What to do with the three edible parts of roses, including the hips (fruit) that are in season fall through winter.
My nutty endeavors have reaped nutty - and delicious and healthful - rewards.
Origins, constituents, and applications of propolis, including recipes for propolis remedies.
Having guests visit your beeyard takes a lot of planning and preparation. Jennifer Ford of Bees of the Woods Apiary shares her experience having visitors in the beeyard, along with some tricks and tips to make the visit go more smoothly for everyone.
How to identify and cook with chicken of the woods mushroom, one of the most delicious and easy to identify wild edible mushrooms.
Seth Leitman explains why social media, websites and crowd funding are essential tools for green businesses to survive today.
Although winter may seem a long way off, starting to prepare your beehives for winter now will pay off later. Jennifer Ford of Bees of the Woods Apiary will describe what they do to get their beehives ready for winter.
With no care on my part, persimmons bear in abundance while mocking my empty efforts with my apple trees.
We all suffer from some sort of pain. The real green living question is how to deal with that pain.
Tastes like lemonade, has the beautiful blush color of rose wine, and comes from a plant that's almost certainly growing near you - here's how to make and use sumac extract.
How to wild harvest medicinal plants with respect and intention.
Jennifer Ford of Bees of the Woods Apiary explains how to prevent, identify and stop robbing in the beeyard.
Seth Leitman explains toxicity in our products and how green living is about recovering from these products.
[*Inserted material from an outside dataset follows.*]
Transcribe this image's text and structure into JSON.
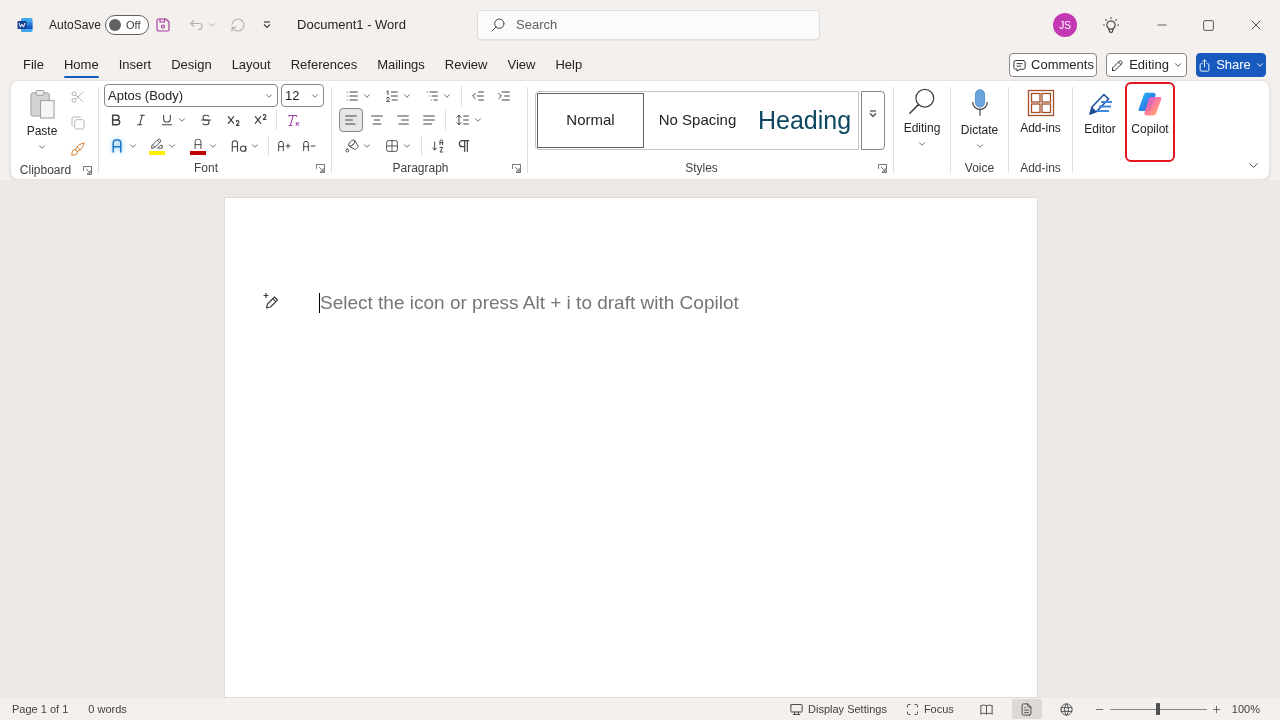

Want to grow and save your own vegetable seeds? Meet Fruition Seeds. They produce regionally-adapted, organically-grown seeds. And they can show you how to do it too.
Jennifer Ford shows how she extracts and bottles her "liquid gold" honey at Bees of the Woods Apiary.
How to identify, harvest and cook with wood sorrel and sheep sorrel, both common weeds that have the same exquisite lemon flavor as cultivated French sorrel.
From the moment of realization that the world of healing herbs was calling Susanna Raeven, to herfirst herbal class, to running a small-scale herb farm that grows medicinal herbs with organic methods, to creating artisan herbal products, and finally to working with clients to help them find balance in their lives with the generous support of the plant kingdom, the journey has been quite a ride with many joyous moments, but also doubts, insecurities, and cloudy days.
One of the most fun parts of beekeeping is harvesting honey. Here we will look at the first part of the honey harvest, removing the honey supers from the hives, and how to store them safely.
I feed and water my compost “pets,” and they do the same for my plants.
In less than a month, Citi Bike – New York’s public bicycle option – has taken the streets of Manhattan and Brooklyn by storm. Unfortunately, the highly anticipated bike share program already has its share of haters.
A New York Times article reports a recent, rigorous study confirming that acupuncture can ease chronic pain, including that from migraines and arthritis.
Learn about the advantages of urban farming from those who are leading the way. The benefits include improved food production, increased revenue sources and reduced energy use.
In New York City, advocates unveil a bold vision to end the traffic violence.
Electric car charging infrastructure will be launched in major urban areas nationwide. This is in part due to $15 million in stimulus money being set aside for the charging stations. Now we need to get the remaining $22 million in co-funding.
Don't like weeds? Well, maybe this will change your mind. An article in the New York Times, discusses possible ways that weeds could help fight global warming.
Don't like weeds? Well, maybe this will change your mind. An article in the New York Times, discusses possible ways that weeds could help fight global warming.
Amid the North Dakota oil boom, corruption wells up faster than bubbling crude.